The Charts and Analysis

Index Futures:

S&P  Futures

(We got the pullback into the Triple Trender we have been anticipating since the Trend Exhaustion 3 signal 6 bars ago and the recent Bearish Divergence in Radar1 Fear/Greed. Our trend indicators are still bullish, but I would not be surprised to see this correction move as far down as support at $1462. Note Radar1 Fear/Greed is starting to show sellers stronger than buyers.) 

Russell  Futures

(Our analysis shows this correction as a pullback in a bullish market. Note that we don’t see any divergences or significant selling strength yet in Radar1 Fear/Greed. Also neither the Triple Trender nor the Radar3 Trend Strength Index have confirmed a bearish trend.  ) 

NASDAQ  Futures

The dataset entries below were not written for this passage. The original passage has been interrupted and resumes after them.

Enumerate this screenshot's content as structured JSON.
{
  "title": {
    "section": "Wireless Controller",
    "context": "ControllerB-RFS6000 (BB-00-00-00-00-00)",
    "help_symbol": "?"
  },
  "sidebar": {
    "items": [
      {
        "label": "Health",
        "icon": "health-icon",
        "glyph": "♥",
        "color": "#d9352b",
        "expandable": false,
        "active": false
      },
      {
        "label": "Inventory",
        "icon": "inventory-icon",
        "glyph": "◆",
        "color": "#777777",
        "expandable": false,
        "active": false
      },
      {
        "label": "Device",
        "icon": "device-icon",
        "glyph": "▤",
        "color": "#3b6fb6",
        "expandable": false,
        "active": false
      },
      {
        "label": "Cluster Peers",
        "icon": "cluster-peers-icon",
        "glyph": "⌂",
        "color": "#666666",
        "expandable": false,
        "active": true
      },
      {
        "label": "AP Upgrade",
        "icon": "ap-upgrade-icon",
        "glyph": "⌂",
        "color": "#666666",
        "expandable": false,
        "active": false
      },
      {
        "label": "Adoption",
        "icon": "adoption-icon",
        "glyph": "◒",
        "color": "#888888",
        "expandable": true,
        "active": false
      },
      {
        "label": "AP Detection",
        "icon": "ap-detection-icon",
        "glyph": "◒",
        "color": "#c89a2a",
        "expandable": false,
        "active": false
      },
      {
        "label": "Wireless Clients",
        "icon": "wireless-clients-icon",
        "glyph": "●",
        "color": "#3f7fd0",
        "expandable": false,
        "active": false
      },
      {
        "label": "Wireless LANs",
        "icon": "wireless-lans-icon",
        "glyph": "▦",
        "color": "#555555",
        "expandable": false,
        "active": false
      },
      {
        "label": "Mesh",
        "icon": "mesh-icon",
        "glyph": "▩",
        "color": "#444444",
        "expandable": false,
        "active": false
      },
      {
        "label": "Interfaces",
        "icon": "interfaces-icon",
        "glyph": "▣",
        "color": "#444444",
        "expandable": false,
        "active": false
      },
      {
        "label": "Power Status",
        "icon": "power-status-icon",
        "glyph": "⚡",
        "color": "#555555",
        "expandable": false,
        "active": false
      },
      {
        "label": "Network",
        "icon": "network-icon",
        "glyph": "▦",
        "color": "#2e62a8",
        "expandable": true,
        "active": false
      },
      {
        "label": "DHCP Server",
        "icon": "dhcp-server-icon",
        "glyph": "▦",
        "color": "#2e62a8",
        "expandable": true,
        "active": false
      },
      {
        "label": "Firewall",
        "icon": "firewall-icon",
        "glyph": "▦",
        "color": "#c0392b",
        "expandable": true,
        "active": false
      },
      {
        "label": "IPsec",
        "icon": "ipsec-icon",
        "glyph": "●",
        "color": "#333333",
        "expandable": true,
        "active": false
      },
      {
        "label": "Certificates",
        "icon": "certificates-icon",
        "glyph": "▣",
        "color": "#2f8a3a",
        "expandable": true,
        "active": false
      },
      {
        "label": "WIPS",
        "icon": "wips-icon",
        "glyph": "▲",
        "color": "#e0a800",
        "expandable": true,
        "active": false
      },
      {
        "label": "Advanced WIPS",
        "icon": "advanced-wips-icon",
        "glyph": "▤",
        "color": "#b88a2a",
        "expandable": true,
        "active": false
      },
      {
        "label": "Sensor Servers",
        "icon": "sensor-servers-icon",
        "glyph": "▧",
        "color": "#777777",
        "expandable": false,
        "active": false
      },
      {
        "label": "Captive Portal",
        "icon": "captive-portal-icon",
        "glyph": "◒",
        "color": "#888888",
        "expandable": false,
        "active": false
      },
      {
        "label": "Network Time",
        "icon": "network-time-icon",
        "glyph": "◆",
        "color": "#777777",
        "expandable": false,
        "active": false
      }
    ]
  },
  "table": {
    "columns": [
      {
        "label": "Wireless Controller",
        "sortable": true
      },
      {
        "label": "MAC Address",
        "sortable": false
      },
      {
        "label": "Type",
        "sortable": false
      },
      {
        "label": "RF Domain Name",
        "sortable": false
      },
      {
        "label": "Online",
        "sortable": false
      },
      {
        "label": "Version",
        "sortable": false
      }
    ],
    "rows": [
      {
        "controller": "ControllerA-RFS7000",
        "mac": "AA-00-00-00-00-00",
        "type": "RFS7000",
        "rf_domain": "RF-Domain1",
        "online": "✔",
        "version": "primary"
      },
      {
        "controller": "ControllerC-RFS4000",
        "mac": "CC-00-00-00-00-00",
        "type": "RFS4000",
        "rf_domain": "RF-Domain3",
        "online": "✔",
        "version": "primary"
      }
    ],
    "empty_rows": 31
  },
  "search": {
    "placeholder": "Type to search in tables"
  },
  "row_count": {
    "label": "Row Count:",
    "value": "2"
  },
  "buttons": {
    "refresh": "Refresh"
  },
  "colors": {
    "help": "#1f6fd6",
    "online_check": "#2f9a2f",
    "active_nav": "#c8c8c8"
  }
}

(This market did move downward but it has not yet broken down. It is still trading within the narrow range by which it has been bound since the new year. However, Radar 1 is showing that the sellers are stronger than buyers at this point. A close below the long-term Triple Trender will cause me to be significantly more bearish on the American markets in general.  ) 

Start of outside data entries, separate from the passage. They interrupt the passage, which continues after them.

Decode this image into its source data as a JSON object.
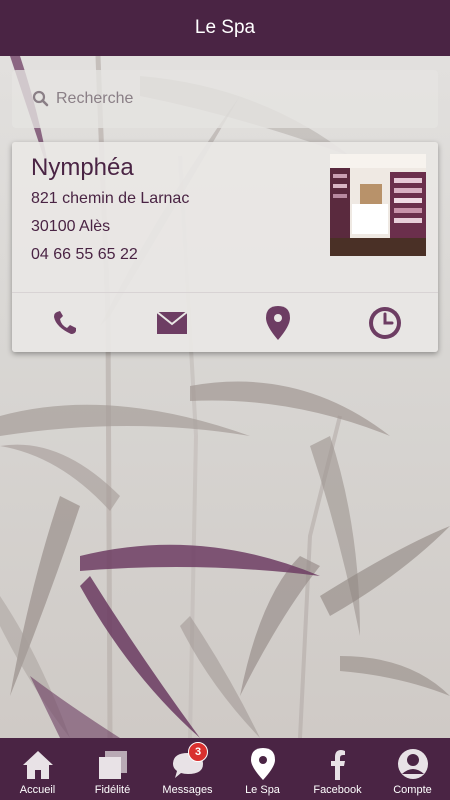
{
  "header": {
    "title": "Le Spa"
  },
  "search": {
    "placeholder": "Recherche"
  },
  "card": {
    "name": "Nymphéa",
    "address_line1": "821 chemin de Larnac",
    "address_line2": "30100 Alès",
    "phone": "04 66 55 65 22",
    "actions": [
      {
        "icon": "phone-icon"
      },
      {
        "icon": "envelope-icon"
      },
      {
        "icon": "map-pin-icon"
      },
      {
        "icon": "clock-icon"
      }
    ]
  },
  "tabbar": {
    "items": [
      {
        "label": "Accueil",
        "icon": "home-icon"
      },
      {
        "label": "Fidélité",
        "icon": "cards-icon"
      },
      {
        "label": "Messages",
        "icon": "chat-bubble-icon",
        "badge": "3"
      },
      {
        "label": "Le Spa",
        "icon": "map-pin-icon",
        "active": true
      },
      {
        "label": "Facebook",
        "icon": "facebook-icon"
      },
      {
        "label": "Compte",
        "icon": "user-icon"
      }
    ]
  },
  "colors": {
    "brand": "#4a2444",
    "accent": "#6d3d63",
    "badge": "#d9302f"
  }
}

Equities Setups:

(Sell Short) ESV– Ensco plc.

(A bearish pivot divergence with Radar1 Fear/Greed  at the recent high. Radar 3 Trend Strength and Triple Trender both confirmed bearish. A trendline pullback signal to the downside, and the wave counter suggests we have completed wave-5 and are beginning reversal wave-A. )

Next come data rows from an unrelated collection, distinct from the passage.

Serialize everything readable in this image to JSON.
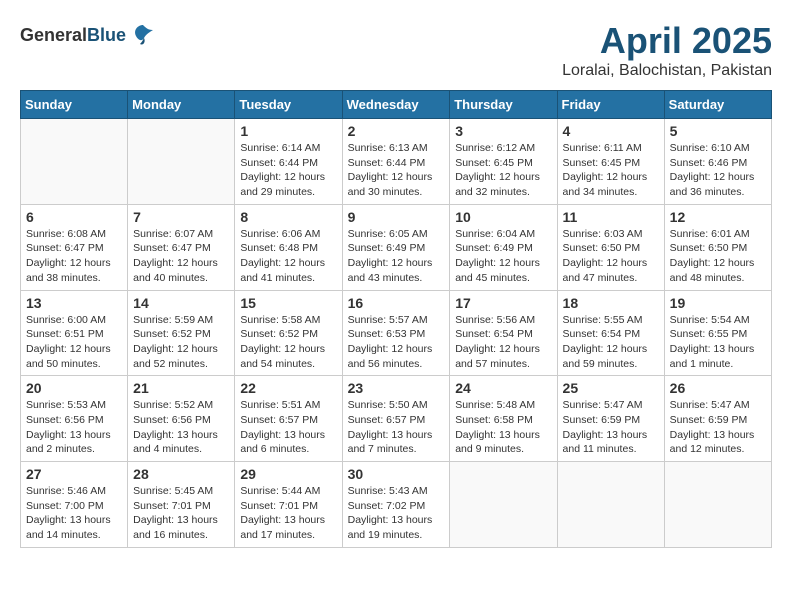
{
  "header": {
    "logo_general": "General",
    "logo_blue": "Blue",
    "month": "April 2025",
    "location": "Loralai, Balochistan, Pakistan"
  },
  "weekdays": [
    "Sunday",
    "Monday",
    "Tuesday",
    "Wednesday",
    "Thursday",
    "Friday",
    "Saturday"
  ],
  "weeks": [
    [
      {
        "day": "",
        "content": ""
      },
      {
        "day": "",
        "content": ""
      },
      {
        "day": "1",
        "content": "Sunrise: 6:14 AM\nSunset: 6:44 PM\nDaylight: 12 hours and 29 minutes."
      },
      {
        "day": "2",
        "content": "Sunrise: 6:13 AM\nSunset: 6:44 PM\nDaylight: 12 hours and 30 minutes."
      },
      {
        "day": "3",
        "content": "Sunrise: 6:12 AM\nSunset: 6:45 PM\nDaylight: 12 hours and 32 minutes."
      },
      {
        "day": "4",
        "content": "Sunrise: 6:11 AM\nSunset: 6:45 PM\nDaylight: 12 hours and 34 minutes."
      },
      {
        "day": "5",
        "content": "Sunrise: 6:10 AM\nSunset: 6:46 PM\nDaylight: 12 hours and 36 minutes."
      }
    ],
    [
      {
        "day": "6",
        "content": "Sunrise: 6:08 AM\nSunset: 6:47 PM\nDaylight: 12 hours and 38 minutes."
      },
      {
        "day": "7",
        "content": "Sunrise: 6:07 AM\nSunset: 6:47 PM\nDaylight: 12 hours and 40 minutes."
      },
      {
        "day": "8",
        "content": "Sunrise: 6:06 AM\nSunset: 6:48 PM\nDaylight: 12 hours and 41 minutes."
      },
      {
        "day": "9",
        "content": "Sunrise: 6:05 AM\nSunset: 6:49 PM\nDaylight: 12 hours and 43 minutes."
      },
      {
        "day": "10",
        "content": "Sunrise: 6:04 AM\nSunset: 6:49 PM\nDaylight: 12 hours and 45 minutes."
      },
      {
        "day": "11",
        "content": "Sunrise: 6:03 AM\nSunset: 6:50 PM\nDaylight: 12 hours and 47 minutes."
      },
      {
        "day": "12",
        "content": "Sunrise: 6:01 AM\nSunset: 6:50 PM\nDaylight: 12 hours and 48 minutes."
      }
    ],
    [
      {
        "day": "13",
        "content": "Sunrise: 6:00 AM\nSunset: 6:51 PM\nDaylight: 12 hours and 50 minutes."
      },
      {
        "day": "14",
        "content": "Sunrise: 5:59 AM\nSunset: 6:52 PM\nDaylight: 12 hours and 52 minutes."
      },
      {
        "day": "15",
        "content": "Sunrise: 5:58 AM\nSunset: 6:52 PM\nDaylight: 12 hours and 54 minutes."
      },
      {
        "day": "16",
        "content": "Sunrise: 5:57 AM\nSunset: 6:53 PM\nDaylight: 12 hours and 56 minutes."
      },
      {
        "day": "17",
        "content": "Sunrise: 5:56 AM\nSunset: 6:54 PM\nDaylight: 12 hours and 57 minutes."
      },
      {
        "day": "18",
        "content": "Sunrise: 5:55 AM\nSunset: 6:54 PM\nDaylight: 12 hours and 59 minutes."
      },
      {
        "day": "19",
        "content": "Sunrise: 5:54 AM\nSunset: 6:55 PM\nDaylight: 13 hours and 1 minute."
      }
    ],
    [
      {
        "day": "20",
        "content": "Sunrise: 5:53 AM\nSunset: 6:56 PM\nDaylight: 13 hours and 2 minutes."
      },
      {
        "day": "21",
        "content": "Sunrise: 5:52 AM\nSunset: 6:56 PM\nDaylight: 13 hours and 4 minutes."
      },
      {
        "day": "22",
        "content": "Sunrise: 5:51 AM\nSunset: 6:57 PM\nDaylight: 13 hours and 6 minutes."
      },
      {
        "day": "23",
        "content": "Sunrise: 5:50 AM\nSunset: 6:57 PM\nDaylight: 13 hours and 7 minutes."
      },
      {
        "day": "24",
        "content": "Sunrise: 5:48 AM\nSunset: 6:58 PM\nDaylight: 13 hours and 9 minutes."
      },
      {
        "day": "25",
        "content": "Sunrise: 5:47 AM\nSunset: 6:59 PM\nDaylight: 13 hours and 11 minutes."
      },
      {
        "day": "26",
        "content": "Sunrise: 5:47 AM\nSunset: 6:59 PM\nDaylight: 13 hours and 12 minutes."
      }
    ],
    [
      {
        "day": "27",
        "content": "Sunrise: 5:46 AM\nSunset: 7:00 PM\nDaylight: 13 hours and 14 minutes."
      },
      {
        "day": "28",
        "content": "Sunrise: 5:45 AM\nSunset: 7:01 PM\nDaylight: 13 hours and 16 minutes."
      },
      {
        "day": "29",
        "content": "Sunrise: 5:44 AM\nSunset: 7:01 PM\nDaylight: 13 hours and 17 minutes."
      },
      {
        "day": "30",
        "content": "Sunrise: 5:43 AM\nSunset: 7:02 PM\nDaylight: 13 hours and 19 minutes."
      },
      {
        "day": "",
        "content": ""
      },
      {
        "day": "",
        "content": ""
      },
      {
        "day": "",
        "content": ""
      }
    ]
  ]
}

(Buy) ZNGA- Zenga.

(A bullish Pullback 23 setting up after a pullback into the recently synchronized bullish Triple Trender. The pullback was also to the breakout price which is good support.  Upside target is the gap-fill at $4.45 )



(Gold dropped to a significant support level around $1560 this week. If it closes below $1540 the next downside target would be around $1515. More likely we will see it move sideways for a while.  )


(Last week I noted the strengthening sell pressure in the Radar1 Fear/Greed and the trend strength change in Radar3 Trend Strength. This bearish orientation is now confirmed in Radar3 and the Triple Trender. Note the bearish breakdown from the up trendline this past week. Since Radar1Fear/Greed is currently making lower lows a bullish ‘Pullback Divergence’ could be developing in the next few weeks. Look for this current down move to find support around $91.25. A close below the Bull Flag low of $92.52 will negate the current Bull Flag and the green target dots will stop plotting )


(Sell Short)-USDCHF

( Bearish Trend Exhaustion1 at the down trendline. Radar1 Fear/Greed did not give us a bullish reversal divergence at the last low, so I expect another thrust down. Beware: Radar3 Trend Stength is bullish! )

May the trend be with you,


Jan Arps’ Traders’ Toolbox is not an investment advisory service nor a registered investment advisor or broker-dealer and does not purport to tell or suggest which securities customers should buy or sell for themselves. Examples presented on this site are for educational purposes only.  It should not be assumed that the methods, techniques, or indicators presented in these examples will be profitable or that they will not result in losses. There is a high degree of risk in trading.  Readers using this information are solely responsible for their actions and trade at their own risk. Readers should always check with their licensed financial advisor .

2018-01-08T07:03:03+00:00February 24th, 2013|Hawk's Picks|